The new auto policy, besides giving guidelines on timely delivery to customers, calls for the development and enforcement of safety regulations, compulsory installation of immobilisers in vehicles to stop incidences of theft and putting in place a product recall system in line with global practices.
The policy offers some incentives to new entrants for breaking the monopoly of existing car manufacturers. Consumer welfare is a key element of the policy announced by the government in March this year.
According to officials aware of the development, Indus Motor was to install immobilisers in its XLI (basic) variants, Suzuki in Cultus and Mehran models and Honda Atlas Cars in the City variant.
However, the carmakers have refused to install the immobilisers immediately, arguing it is not possible for them to complete the task in a short time. They require six months to one year as vehicle engines need to be changed for putting in place the anti-theft device.
“We need three to five months to receive the delivery of car engines and after that it will be possible for us to install the immobilisers,” the carmakers told the government, adding they would be able to install the device in new car models.
According to the officials, the Suzuki management told the government that they were planning to replace Mehran cars with some other models, therefore, the immobilisers could not be made part of this model.
However, the company agreed that it would introduce the immobilisers in the new models.
Booking and delivery
In an attempt to address complaints of delay in the delivery of locally assembled vehicles, the government has decided that initial payment at the time of booking should not be more than 50% of the cost of vehicle and the price and delivery schedule not exceeding two months must be finalised at that time.
In case of delay, the company will be required to offer a discount at the rate of Kibor plus 2% on the date of delivery a move aimed at shortening the time period.
Before the announcement of the policy, buyers were forced to pay a substantial amount, sometimes 100% of the total cost, for booking vehicles and then wait for a long time before delivery. If the price escalated in the meantime, the consumers were also required to pay the extra amount on the delivery date.
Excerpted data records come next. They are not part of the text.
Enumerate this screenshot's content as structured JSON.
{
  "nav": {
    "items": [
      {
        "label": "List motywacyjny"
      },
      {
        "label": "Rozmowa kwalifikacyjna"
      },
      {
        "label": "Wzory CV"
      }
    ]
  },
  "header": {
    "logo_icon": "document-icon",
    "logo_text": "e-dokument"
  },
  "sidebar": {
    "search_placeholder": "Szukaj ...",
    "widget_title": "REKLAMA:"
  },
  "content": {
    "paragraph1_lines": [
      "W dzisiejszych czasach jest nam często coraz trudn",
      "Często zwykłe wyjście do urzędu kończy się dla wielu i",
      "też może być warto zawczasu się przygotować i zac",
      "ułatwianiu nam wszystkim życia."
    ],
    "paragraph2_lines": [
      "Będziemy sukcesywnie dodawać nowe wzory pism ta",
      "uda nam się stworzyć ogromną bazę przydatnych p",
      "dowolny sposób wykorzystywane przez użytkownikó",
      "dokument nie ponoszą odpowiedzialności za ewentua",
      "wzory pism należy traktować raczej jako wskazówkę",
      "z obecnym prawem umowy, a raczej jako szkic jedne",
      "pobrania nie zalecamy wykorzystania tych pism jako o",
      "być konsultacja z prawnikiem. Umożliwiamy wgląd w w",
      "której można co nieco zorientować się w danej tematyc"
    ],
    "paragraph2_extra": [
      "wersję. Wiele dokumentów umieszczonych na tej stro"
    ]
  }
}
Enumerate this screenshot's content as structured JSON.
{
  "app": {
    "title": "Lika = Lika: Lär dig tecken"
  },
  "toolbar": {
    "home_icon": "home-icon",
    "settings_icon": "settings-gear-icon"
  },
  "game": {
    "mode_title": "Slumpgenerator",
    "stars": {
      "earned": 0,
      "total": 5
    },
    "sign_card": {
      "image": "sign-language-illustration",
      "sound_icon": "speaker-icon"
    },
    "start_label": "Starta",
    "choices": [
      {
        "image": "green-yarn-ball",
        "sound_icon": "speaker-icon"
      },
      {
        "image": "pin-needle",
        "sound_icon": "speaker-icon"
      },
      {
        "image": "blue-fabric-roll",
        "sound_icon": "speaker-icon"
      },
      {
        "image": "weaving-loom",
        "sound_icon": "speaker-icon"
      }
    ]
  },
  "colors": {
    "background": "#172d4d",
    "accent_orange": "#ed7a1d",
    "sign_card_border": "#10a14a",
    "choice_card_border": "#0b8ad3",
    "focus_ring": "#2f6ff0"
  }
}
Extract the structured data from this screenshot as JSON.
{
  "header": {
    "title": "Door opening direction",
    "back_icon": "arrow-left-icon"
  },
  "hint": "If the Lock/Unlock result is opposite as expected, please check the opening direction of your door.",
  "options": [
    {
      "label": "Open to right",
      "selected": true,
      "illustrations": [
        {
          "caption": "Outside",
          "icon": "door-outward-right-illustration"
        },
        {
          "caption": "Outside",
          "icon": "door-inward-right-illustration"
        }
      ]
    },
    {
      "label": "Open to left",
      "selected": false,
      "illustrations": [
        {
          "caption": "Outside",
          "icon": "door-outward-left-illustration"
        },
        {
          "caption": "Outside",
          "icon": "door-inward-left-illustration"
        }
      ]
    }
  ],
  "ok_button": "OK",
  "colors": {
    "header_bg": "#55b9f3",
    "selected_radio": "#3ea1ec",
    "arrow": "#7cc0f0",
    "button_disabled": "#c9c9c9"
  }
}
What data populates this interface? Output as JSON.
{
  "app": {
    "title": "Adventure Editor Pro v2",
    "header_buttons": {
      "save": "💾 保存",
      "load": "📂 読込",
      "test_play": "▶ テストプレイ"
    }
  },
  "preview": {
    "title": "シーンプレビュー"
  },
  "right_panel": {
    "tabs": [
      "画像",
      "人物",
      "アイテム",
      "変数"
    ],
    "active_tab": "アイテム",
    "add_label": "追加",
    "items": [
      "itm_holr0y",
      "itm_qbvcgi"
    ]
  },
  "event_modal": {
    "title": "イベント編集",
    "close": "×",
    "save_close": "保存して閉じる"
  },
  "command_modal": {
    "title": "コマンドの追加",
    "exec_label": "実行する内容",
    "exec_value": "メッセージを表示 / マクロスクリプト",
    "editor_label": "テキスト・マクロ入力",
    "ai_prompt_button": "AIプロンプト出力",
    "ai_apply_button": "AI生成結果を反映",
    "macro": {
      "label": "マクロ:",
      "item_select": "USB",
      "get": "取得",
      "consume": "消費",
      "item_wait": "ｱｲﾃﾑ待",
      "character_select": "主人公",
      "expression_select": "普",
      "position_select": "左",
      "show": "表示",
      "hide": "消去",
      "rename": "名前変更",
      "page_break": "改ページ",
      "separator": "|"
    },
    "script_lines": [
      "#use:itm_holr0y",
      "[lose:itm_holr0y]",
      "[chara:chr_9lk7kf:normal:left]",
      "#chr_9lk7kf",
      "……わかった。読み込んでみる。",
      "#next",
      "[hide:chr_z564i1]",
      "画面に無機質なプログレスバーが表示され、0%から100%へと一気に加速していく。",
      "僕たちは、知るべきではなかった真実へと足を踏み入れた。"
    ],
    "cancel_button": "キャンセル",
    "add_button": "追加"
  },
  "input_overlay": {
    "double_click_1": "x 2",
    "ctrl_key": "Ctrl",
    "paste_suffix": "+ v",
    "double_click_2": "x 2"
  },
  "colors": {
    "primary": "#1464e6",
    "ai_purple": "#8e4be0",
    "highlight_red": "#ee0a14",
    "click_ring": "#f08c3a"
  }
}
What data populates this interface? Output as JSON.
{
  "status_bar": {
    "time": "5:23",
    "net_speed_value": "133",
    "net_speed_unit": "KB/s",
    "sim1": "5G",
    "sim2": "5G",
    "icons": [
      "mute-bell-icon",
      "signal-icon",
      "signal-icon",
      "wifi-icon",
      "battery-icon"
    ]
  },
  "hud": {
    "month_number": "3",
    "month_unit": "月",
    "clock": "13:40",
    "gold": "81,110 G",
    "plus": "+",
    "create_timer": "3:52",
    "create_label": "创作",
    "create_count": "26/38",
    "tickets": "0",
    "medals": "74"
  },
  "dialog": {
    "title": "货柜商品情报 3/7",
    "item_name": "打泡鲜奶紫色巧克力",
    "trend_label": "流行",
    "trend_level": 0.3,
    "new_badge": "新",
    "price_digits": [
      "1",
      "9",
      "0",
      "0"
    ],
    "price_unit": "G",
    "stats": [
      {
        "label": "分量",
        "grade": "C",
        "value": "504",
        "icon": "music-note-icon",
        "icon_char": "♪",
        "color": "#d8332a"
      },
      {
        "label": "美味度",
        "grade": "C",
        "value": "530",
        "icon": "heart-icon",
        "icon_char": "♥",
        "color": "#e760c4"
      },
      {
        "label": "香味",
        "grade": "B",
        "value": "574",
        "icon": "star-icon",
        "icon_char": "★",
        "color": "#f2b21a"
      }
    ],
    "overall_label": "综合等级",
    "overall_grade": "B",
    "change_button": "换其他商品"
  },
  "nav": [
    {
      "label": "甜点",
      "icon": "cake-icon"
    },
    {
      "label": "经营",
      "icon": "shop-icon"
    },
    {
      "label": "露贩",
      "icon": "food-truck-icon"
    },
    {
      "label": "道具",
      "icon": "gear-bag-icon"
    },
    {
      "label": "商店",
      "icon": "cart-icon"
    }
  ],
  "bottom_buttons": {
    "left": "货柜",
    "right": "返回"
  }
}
This had helped the black market flourish where consumers, looking for prompt delivery, were forced to pay a premium.
However, the new auto policy carries varying measures aimed at safeguarding the interest of consumers.
Courtesy : Express Tribune